For more electrical applications, especially when installing underground cables, think railway electrification. This industry trend has doubtless come to stay, with many railway companies adopting the approach.
Over the years, underground cables have replaced overhead powering lines. Solid cables and pipe-type cables like Macs Pipes offer superior insulation, enhanced durability, and more resistance to fire hazards.
2. Entrance Facilities
All structured cabling systems come with an entrance that loops the internal and external connections in a building. One of the equipments you’ll see at the entrance is network demarcation points. There’s also the link between where a public telecommunications firm’s network ends and where the receiving company’s network begins.
Additionally, the entrance includes connecting devices, cables, protective equipment, and other tools required when linking a public or private network provider.

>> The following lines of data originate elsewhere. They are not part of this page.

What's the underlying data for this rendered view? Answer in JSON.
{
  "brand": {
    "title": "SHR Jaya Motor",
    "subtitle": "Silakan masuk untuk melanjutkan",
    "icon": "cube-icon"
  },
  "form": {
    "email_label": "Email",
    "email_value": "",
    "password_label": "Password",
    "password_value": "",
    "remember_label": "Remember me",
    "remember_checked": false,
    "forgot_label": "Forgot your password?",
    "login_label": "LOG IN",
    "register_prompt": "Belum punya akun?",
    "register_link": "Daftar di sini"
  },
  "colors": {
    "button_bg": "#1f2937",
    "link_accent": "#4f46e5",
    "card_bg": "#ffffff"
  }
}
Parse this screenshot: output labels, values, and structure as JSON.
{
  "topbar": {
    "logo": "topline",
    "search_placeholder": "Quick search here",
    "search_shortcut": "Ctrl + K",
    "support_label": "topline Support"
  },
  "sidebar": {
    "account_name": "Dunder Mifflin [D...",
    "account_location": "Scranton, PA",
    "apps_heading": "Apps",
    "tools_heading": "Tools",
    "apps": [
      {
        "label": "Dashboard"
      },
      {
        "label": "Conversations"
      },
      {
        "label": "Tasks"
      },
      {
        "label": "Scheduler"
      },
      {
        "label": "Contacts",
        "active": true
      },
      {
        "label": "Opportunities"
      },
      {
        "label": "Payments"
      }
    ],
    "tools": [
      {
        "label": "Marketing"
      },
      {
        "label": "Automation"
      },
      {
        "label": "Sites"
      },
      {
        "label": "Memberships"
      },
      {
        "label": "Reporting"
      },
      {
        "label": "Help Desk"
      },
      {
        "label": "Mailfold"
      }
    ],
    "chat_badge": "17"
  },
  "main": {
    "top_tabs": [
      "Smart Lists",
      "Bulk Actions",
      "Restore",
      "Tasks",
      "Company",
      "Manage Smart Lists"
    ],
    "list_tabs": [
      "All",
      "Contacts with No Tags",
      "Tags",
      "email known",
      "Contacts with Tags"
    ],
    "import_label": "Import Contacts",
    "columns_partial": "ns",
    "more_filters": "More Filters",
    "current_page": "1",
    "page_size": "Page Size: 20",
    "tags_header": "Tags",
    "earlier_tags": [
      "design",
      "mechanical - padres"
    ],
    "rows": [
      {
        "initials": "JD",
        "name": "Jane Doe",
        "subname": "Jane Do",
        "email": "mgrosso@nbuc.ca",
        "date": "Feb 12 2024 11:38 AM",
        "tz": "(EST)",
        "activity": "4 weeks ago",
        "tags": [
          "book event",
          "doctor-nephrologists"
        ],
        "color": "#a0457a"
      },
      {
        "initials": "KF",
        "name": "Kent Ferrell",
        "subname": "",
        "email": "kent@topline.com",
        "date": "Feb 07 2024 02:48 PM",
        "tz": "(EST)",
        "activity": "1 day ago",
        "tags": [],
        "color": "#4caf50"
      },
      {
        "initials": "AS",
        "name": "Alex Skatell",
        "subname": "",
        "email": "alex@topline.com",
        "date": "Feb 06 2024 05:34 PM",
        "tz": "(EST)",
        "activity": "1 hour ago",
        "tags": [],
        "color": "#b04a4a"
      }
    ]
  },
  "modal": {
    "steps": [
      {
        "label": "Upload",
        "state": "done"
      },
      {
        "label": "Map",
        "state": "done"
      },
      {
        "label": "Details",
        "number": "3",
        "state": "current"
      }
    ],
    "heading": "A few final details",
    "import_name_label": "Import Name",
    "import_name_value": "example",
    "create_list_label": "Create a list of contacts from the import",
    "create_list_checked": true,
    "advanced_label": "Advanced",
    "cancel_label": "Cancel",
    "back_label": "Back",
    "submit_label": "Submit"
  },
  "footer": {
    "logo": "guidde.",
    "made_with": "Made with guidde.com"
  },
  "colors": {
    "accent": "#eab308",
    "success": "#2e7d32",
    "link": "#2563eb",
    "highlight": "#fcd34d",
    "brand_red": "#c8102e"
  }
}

For railway cabling, signaling cables play a crucial role in guaranteeing the smooth running of the network. A structured cabling system would ensure uninterrupted transmission of signals between all trackside communication equipment.
Furthermore, sectionalizing switches guarantee the reliable functionality of all electrical and communication hardware. These switches are great for both commercial and transit operations.
Both bolted pressure and knife-blade designs work to disconnect from remote locations safely. You can also use SCADA systems to allow for remote operations and round-the-clock monitoring.
3. Backbone Cabling
Backbone Cabling is also known as vertical cabling. It involves the creation of connections between different compartments in the structured cabling system. This means that the entrance facility, equipment room, and network provider all need the backbone cabling system’s connection to function optimally.
Due to its crucial function, a backbone cable usually spans a significant amount of space in any structured cabling building. Backbone cabling sometimes runs through buildings, across floors, or covers significant distances within the same floor.
Usually, backbone cabling requires a long UTP, Coaxial, STP, or fiber-optic cable that measures not more than 100ft. These cable sets must also meet the cabling requirements of the ANSI/TIA. Only fire-resistive cable systems should be used for backbone cabling.
4. Horizontal Cabling
Horizontal cabling caters to the telecommunication resources in your workstation. This type of cabling connects telecommunication rooms to specific outlets on the floors. The cables span from the telecommunication outlet to the telecommunication enclosure (TE) or room (TR).
It generally follows a star pattern, as shown below, connecting each work area to the main telecommunication room. This pattern is flexible to work with, as all the cables stem from the same location.
The Horizontal cabling system usually includes a horizontal cable, a telecommunications outlet, mechanical terminations, patch cords, and, optionally, a consolidation point.
5. Work Stations
The workstation is where the end user’s equipment connects to the horizontal cabling system outlets. As the name implies, this is where you set up the network and all communications between other components.
Using at least two power outlets, patch cables, and communication outlets, the workstation connects users with the network available within the building. It’s also the area that powers all the devices, computers, laptops, and any other hardware required for work.
Structured cabling systems are more than just the present-day solution to enhanced connectivity. For now, it’s one of the best industry-leading approaches to controlling voice, data, video, and communication systems at large.
As mentioned above, the major sub-units of this cabling system are the equipment room, entrance facilities, backbone cabling, horizontal cabling, and the workstation.